▶ [Work required]:
Report each line of the records below that uses the word "Monthly".

▶ [Available data]:
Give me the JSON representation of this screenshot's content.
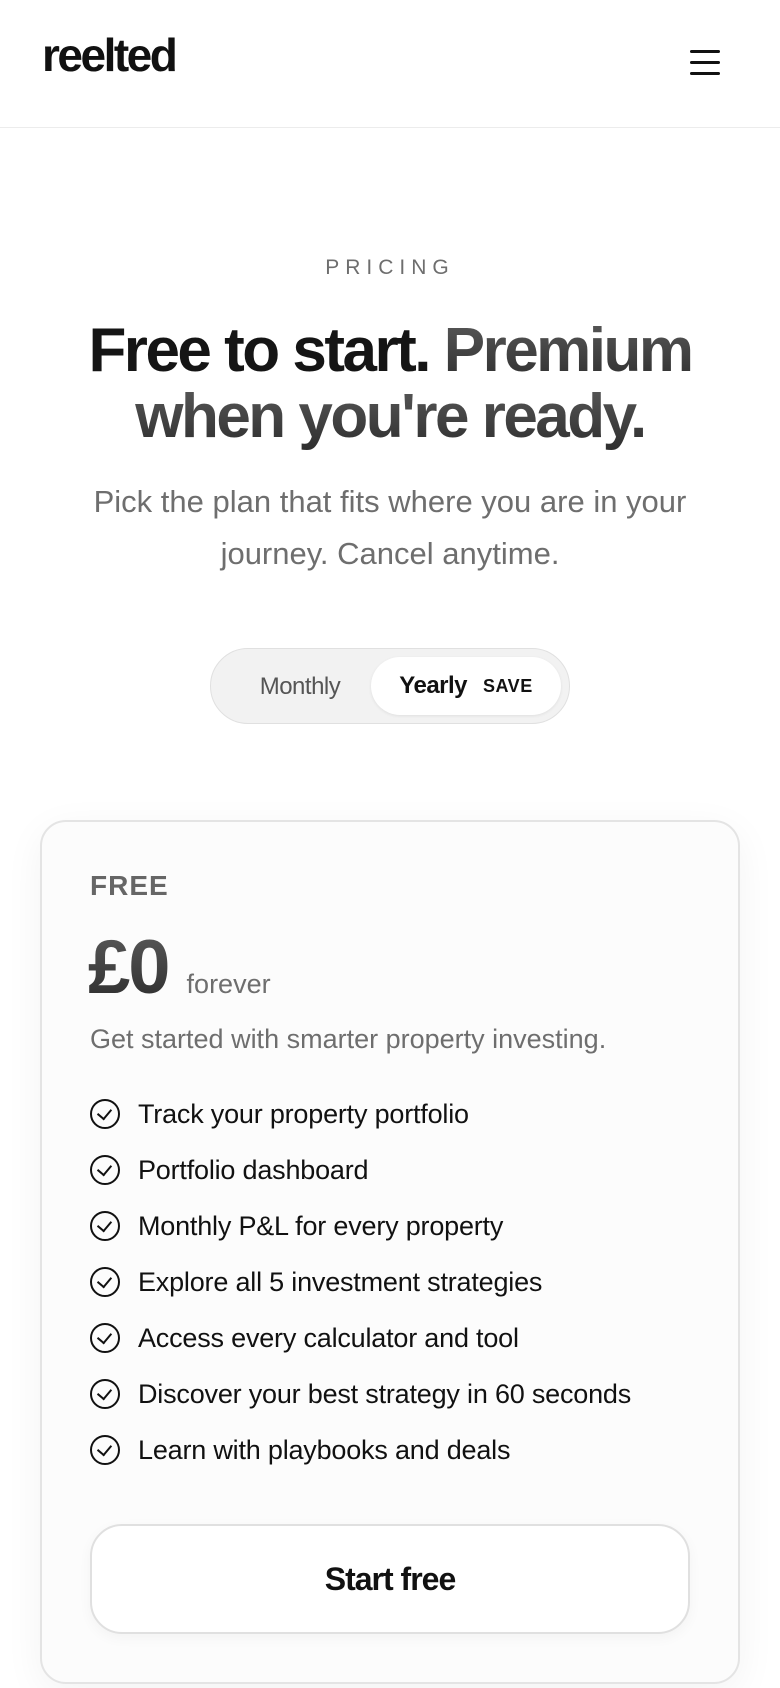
{
  "header": {
    "logo": "reelted",
    "menu_icon": "hamburger-menu-icon"
  },
  "hero": {
    "eyebrow": "PRICING",
    "headline_part1": "Free to start.",
    "headline_part2": "Premium when you're ready.",
    "subtitle": "Pick the plan that fits where you are in your journey. Cancel anytime."
  },
  "billing_toggle": {
    "monthly_label": "Monthly",
    "yearly_label": "Yearly",
    "yearly_badge": "SAVE",
    "selected": "Yearly"
  },
  "plan": {
    "name": "FREE",
    "price": "£0",
    "period": "forever",
    "description": "Get started with smarter property investing.",
    "features": [
      "Track your property portfolio",
      "Portfolio dashboard",
      "Monthly P&L for every property",
      "Explore all 5 investment strategies",
      "Access every calculator and tool",
      "Discover your best strategy in 60 seconds",
      "Learn with playbooks and deals"
    ],
    "feature_icon": "check-circle-icon",
    "cta_label": "Start free"
  }
}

▶ [Solution to this problem]:
    "monthly_label": "Monthly",
      "Monthly P&L for every property",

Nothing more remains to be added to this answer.